Size, apparently, does matter –– at least in the minds of the Zoning Board of Appeals.

After almost a year since hearings began, the board is closer to drafting a special permit for the expansion of the Island Creek development off Tremont Street, a 40B project. However, the board is still wary about the size of the apartment buildings included in the expansion. At four stories, the buildings would be the tallest in Duxbury and two stories higher than any existing structure on the property.

The Zoning Board had asked the applicant to redesign the apartment buildings to three stories. At a hearing Monday night, representatives for Island Creek told the board the redesign would cause the development to lose 34 units, rendering the project economically unfeasible.

Ed Marchant, a 40B advisor working with the property’s owner, said there would be a 25 percent decrease in profit.

“If you feel that strongly about the fourth floor, then condition the project,” Marchant said. “I don’t think anything we’ve proposed is outrageous. We need those units to make this project economic.”

Chairman of the Zoning Board of Appeals Dennis Murphy suggested that the board have a peer review of the economic viability of the project.

“I don’t think we can do our job properly without this exercise,” he said.

Both the Zoning Board and Marchant agreed to the peer review. Marchant told the board that his team was willing to fund a peer review as long as he works with the board.

“I would not be a part of a project, and propose a 40B, not in a strategic location,” Marchant said.

The Zoning Board members took several consensus votes during the hearing but did not make any formal vote on the project as a whole. Some members said that if there was ever an ideal place for this project it would be in the location of Island Creek.

“I don’t have any negative aspects relevant to the overall approach being taken,” Zoning Board member Gene Orosz said.

Vice Chairman of the Zoning Board Judith Barrett said that she does not oppose four story buildings, but she did have to ask herself, “What is the view going to be like when the project is done.”

In addition to the concerns over the size of the buildings, the board also had concerns about whether or not to use Cape Cod berms or vertical granite curbs along the main boulevard, where to locate a third playground or “tot lot,” and whether or not a traffic signal could help the traffic flow.

The board showed in a consensus vote that they would prefer Cape Cod berms over vertical granite curbs. They also felt the location of the Tot Lot should be visible from the residential buildings.
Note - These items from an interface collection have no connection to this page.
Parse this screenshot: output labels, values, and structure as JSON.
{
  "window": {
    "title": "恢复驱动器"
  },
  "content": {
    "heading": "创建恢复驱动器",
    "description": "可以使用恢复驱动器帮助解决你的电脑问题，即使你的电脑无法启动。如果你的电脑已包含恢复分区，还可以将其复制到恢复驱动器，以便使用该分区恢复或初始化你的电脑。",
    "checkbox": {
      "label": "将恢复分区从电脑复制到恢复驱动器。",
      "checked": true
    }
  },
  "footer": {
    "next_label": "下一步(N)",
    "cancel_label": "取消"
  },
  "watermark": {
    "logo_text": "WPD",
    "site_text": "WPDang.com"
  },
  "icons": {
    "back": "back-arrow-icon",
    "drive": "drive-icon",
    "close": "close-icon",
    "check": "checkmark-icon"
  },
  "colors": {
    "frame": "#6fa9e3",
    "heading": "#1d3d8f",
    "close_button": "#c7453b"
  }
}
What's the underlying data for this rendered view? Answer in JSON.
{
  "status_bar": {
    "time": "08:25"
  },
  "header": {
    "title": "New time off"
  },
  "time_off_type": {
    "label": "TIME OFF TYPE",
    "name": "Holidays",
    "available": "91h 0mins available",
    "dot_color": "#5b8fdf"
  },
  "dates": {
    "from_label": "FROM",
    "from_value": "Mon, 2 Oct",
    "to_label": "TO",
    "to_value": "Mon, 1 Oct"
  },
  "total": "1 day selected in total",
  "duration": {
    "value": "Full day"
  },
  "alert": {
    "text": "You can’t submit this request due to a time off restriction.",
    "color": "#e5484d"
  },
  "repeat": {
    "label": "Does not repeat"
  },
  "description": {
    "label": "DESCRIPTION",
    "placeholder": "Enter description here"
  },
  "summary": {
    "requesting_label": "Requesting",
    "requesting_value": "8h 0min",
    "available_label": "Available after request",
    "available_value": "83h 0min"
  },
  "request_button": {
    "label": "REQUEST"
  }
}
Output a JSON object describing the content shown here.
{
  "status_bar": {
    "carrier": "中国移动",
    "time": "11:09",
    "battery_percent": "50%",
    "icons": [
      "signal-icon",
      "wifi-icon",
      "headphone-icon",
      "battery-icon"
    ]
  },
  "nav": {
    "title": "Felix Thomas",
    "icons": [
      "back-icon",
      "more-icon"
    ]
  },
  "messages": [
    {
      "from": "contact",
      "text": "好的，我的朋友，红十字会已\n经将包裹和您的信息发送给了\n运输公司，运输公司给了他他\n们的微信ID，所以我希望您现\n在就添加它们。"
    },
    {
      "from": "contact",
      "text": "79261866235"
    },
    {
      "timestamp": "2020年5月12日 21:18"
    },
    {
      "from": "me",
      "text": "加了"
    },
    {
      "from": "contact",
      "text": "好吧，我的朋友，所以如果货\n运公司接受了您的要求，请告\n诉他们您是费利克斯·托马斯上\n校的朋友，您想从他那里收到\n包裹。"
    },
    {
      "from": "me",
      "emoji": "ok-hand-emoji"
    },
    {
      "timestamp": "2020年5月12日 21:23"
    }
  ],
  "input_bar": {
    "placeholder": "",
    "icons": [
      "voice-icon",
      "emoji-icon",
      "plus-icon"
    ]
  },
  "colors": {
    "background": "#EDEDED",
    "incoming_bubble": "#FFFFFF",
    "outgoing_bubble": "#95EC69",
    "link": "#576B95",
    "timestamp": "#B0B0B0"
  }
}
At the end of the hearing, the board said they believed all their concerns could be addressed in the conditions of the special permit for the 40B project. The hearing was continued until Sept. 24.